Richard Drayton, a Cambridge University history lecturer, claimed that Ishii later went to Maryland to advise on bioweapons.[9] If Ishii did travel to Maryland, it was most likely to advise at Fort Detrick, a well known major biomedical experimentation facility in Frederick, Maryland. Another source says he stayed in Japan,where he opened a clinic where he did examinations and treatments for free.[10] He was especially concerned with the health of children.
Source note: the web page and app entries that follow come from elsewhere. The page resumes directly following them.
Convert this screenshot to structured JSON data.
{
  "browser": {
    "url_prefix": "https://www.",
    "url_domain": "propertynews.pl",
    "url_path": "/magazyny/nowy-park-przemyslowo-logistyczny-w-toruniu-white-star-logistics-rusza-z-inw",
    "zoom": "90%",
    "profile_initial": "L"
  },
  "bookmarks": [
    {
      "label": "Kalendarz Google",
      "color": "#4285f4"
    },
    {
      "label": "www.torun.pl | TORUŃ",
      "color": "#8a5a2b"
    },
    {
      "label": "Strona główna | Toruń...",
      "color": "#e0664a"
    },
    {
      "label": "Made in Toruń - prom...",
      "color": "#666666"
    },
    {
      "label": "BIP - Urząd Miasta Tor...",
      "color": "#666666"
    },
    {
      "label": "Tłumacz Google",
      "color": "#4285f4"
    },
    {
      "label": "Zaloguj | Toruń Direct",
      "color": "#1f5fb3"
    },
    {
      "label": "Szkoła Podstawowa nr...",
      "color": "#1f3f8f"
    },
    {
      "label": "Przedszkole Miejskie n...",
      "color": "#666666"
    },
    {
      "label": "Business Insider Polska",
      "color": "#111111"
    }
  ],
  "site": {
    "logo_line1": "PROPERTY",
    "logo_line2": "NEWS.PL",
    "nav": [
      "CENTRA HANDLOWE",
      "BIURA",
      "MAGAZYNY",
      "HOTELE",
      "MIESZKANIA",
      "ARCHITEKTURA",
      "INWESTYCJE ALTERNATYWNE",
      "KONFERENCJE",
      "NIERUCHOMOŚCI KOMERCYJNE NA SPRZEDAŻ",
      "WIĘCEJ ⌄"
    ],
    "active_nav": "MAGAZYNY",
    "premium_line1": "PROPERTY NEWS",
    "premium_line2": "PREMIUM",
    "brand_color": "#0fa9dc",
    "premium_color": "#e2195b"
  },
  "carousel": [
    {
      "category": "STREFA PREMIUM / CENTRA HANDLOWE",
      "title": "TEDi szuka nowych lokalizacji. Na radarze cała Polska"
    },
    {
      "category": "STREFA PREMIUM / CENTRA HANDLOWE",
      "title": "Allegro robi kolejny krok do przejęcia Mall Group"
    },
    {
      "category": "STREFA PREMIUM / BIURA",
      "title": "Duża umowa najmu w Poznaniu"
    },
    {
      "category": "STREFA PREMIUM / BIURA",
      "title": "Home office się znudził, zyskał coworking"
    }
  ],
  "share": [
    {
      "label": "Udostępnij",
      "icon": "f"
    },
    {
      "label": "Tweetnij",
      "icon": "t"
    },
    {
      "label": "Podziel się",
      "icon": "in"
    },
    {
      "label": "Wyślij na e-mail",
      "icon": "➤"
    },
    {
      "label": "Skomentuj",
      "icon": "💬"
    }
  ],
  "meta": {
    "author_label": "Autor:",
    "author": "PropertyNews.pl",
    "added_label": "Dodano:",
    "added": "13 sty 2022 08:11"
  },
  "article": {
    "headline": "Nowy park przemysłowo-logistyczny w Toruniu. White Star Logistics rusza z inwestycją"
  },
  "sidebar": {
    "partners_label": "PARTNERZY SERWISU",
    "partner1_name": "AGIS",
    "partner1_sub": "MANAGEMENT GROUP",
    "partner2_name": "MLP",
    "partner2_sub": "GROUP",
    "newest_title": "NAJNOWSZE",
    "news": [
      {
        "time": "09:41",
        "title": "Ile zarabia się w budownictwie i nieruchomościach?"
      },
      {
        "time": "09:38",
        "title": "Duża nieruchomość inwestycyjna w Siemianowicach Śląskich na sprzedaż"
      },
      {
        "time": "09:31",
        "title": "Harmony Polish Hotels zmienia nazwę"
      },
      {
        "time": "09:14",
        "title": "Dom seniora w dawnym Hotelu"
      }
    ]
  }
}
In his final years he converted to Christianity.[11] He kept a diary but it did not reference any of his wartime activity.[12] He died of throat cancer at the age of 67,[13] having, according to his daughter, converted to Catholicism on his death bed.

See also[edit]

Sources[edit]

Citations

  1. ^ Sheldon Harris, Factories of Death, 2002, p. 142
  2. ^ Sheldon Harris, Japanese Biomedical Experimentation during the World War II Era, in Military Medical Ethics, volume 2, 2003, p. 469
  3. ^ Japanese Wikipedia article
  4. ^ a b Ammenthorp, Steen. "Ishii, Shiro". The Generals of World War II. 
  5. ^ "Book on Japan’s germ warfare crimes published". ChinaDaily. Xinhua. 2003-10-17. 
  6. ^ Yuki Tanaka, Hidden Horrors, Westviewpress, 1996, p. 138
  7. ^ a b BBC Horizon "Biology at War: A Plague in the Wind" (29 Oct. 1984)
  8. ^ Hal Gold, Unit 731 Testimony, 2003, p. 109
  9. ^ Drayton, Richard (10 May 2005). "An ethical blank cheque". The Guardian. Retrieved 4 June 2009. 
  10. ^ "Daughter's Eye View of Lt. Gen Ishii, Chief of Devil's Brigade". The Japan Times. 29 August 1982. 
  11. ^ Asahi Shinbun June 12, 2007
  12. ^ 青木冨貴子「731―石井四郎と細菌戦部隊の闇を暴く」新潮社(新潮文庫)、2005年。ISBN 4-10-373205-9
  13. ^ Hudson, Christopher (2 March 2007). "Doctors of Depravity". Daily Mail (Associated Newspapers). Retrieved 25 May 2012. 

References